Carl Carus University Hospital
Carl Carus University Hospital
Lehmann C.,University of Cologne |
Lehmann C.,German Center for Infection Research |
Berner R.,TU Dresden |
Bogner J.R.,Ludwig Maximilians University of Munich |
And 14 more authors.
Infection | Year: 2017
Objective: “Choosing Wisely” is a growing international campaign aiming at practice changes to improve patient health and safety by both, conduct of essential and avoidance of unnecessary diagnostic, preventive and therapeutic procedures. The goal is to create an easily recognizable and distributable list (“Choosing Wisely items”) that addresses common over- and underuse in the management of infectious diseases. Methods: The German Society of Infectious Diseases (DGI) participates in the campaign “Klug Entscheiden” by the German Society of Internal Medicine. Committee members of the (DGI) listed potential ‘Choosing Wisely items’. Topics were subjected to systematic evidence review and top ten items were selected for appropriateness. Five positive and negative recommendations were approved via individual member vote. Results: The final recommendations are: (1) Imperatively start antimicrobial treatment and remove the focus in Staphylococcus aureus bloodstream infection. (2) Critically ill patients with signs of infection need early appropriate antibiotic therapy. (3) Annual influenza vaccination should be given to individuals with age >60 years, patients with specific co-morbidities and to contact persons who may spread influenza to others. (4) All children should receive measles vaccine. (5) Prefer oral formulations of highly bioavailable antimicrobials whenever possible. (6) Avoid prescribing antibiotics for uncomplicated upper respiratory tract infections. (7) Do not treat asymptomatic bacteriuria with antibiotics. (8) Do not treat Candida detected in respiratory or gastrointestinal tract specimens. (9) Do not prolong prophylactic administration of antibiotics in patients after they have left the operating room. (10) Do not treat an elevated C-reactive protein (CRP) or procalcitonin with antibiotics for patients without signs of infection. Conclusions: Physicians will reduce potential harm to patients and increase the value of health care when implementing these recommendations. © 2017 Springer-Verlag Berlin Heidelberg
Rieg S.,Albert Ludwigs University of Freiburg |
Kupper M.F.,Albert Ludwigs University of Freiburg |
de With K.,Albert Ludwigs University of Freiburg |
de With K.,Carl Carus University Hospital |
And 4 more authors.
BMC Infectious Diseases | Year: 2015

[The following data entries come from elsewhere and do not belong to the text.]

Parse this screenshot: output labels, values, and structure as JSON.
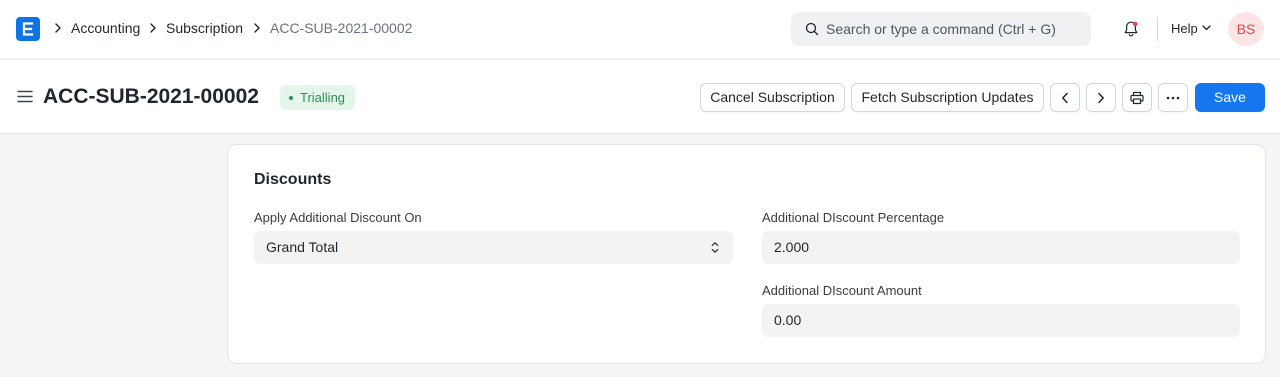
{
  "navbar": {
    "breadcrumbs": [
      "Accounting",
      "Subscription",
      "ACC-SUB-2021-00002"
    ],
    "search_placeholder": "Search or type a command (Ctrl + G)",
    "help_label": "Help",
    "avatar_initials": "BS",
    "logo_icon": "app-logo-icon"
  },
  "page": {
    "title": "ACC-SUB-2021-00002",
    "status": "Trialling",
    "status_color": "#278f5e",
    "buttons": {
      "cancel": "Cancel Subscription",
      "fetch": "Fetch Subscription Updates",
      "save": "Save"
    }
  },
  "form": {
    "section_title": "Discounts",
    "apply_discount_on_label": "Apply Additional Discount On",
    "apply_discount_on_value": "Grand Total",
    "discount_percentage_label": "Additional DIscount Percentage",
    "discount_percentage_value": "2.000",
    "discount_amount_label": "Additional DIscount Amount",
    "discount_amount_value": "0.00"
  },
  "colors": {
    "primary": "#1477f0",
    "status_bg": "#e4f5e9",
    "avatar_text": "#e0474a",
    "avatar_bg": "#fde5e5"
  }
}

Background: Multidrug-resistant Escherichia coli and other enteric bacteria producing extended-spectrum β-lactamases (ESBL) have emerged as an important cause of invasive infection. Targeting the primary (intestinal) niche by decolonization may be a valuable approach to decrease the risk of relapsing infections and to reduce transmission of ESBL-producing enteric pathogens. Methods: In a retrospective observational study we evaluated the efficacy of intestinal decolonization treatment using orally administered colistin or other non-absorbable agents given for 2 to 4 weeks in adult patients with previous relapsing infection and persistent intestinal colonization with ESBL-positive Enterobacteriaceae (ESBL-E). Eradication success was defined as negative rectal swab or stool culture at the end of treatment and at follow up-2 weeks after treatment discontinuation. Results: First-line decolonization treatment led to eradication of ESBL-E in 19/45 patients (42 %, 7/18 low-dose [4 × 1 million units] colistin, 3/12 high-dose [4 × 2 million units] colistin, 9/15 rifaximin [2 × 400 mg]), and secondary/salvage treatment was successful in 8/13 patients (62 %, 20 treatment episodes). Late follow-up showed that 7/13 patients (54 %) with successful initial or salvage decolonization became recolonized within 3 months after post-treatment assessment while all eight of the patients failing initial or salvage decolonization treatment with late follow-up remained colonized. A narrative review of the literature confirms the limited efficacy of non-absorbable antibiotics including conventional selective digestive tract decolonization (SDD)-like combination regimens for eradicating multidrug-resistant enteric bacteria from the intestinal tract. Conclusions: At present, there is no clear evidence of a significant decolonization efficacy using single-drug treatment with oral non-absorbable antibiotics. More effective regimens are needed and a better definition of at risk patients is required for planning meaningful randomized controlled studies in this field. © 2015 Rieg et al.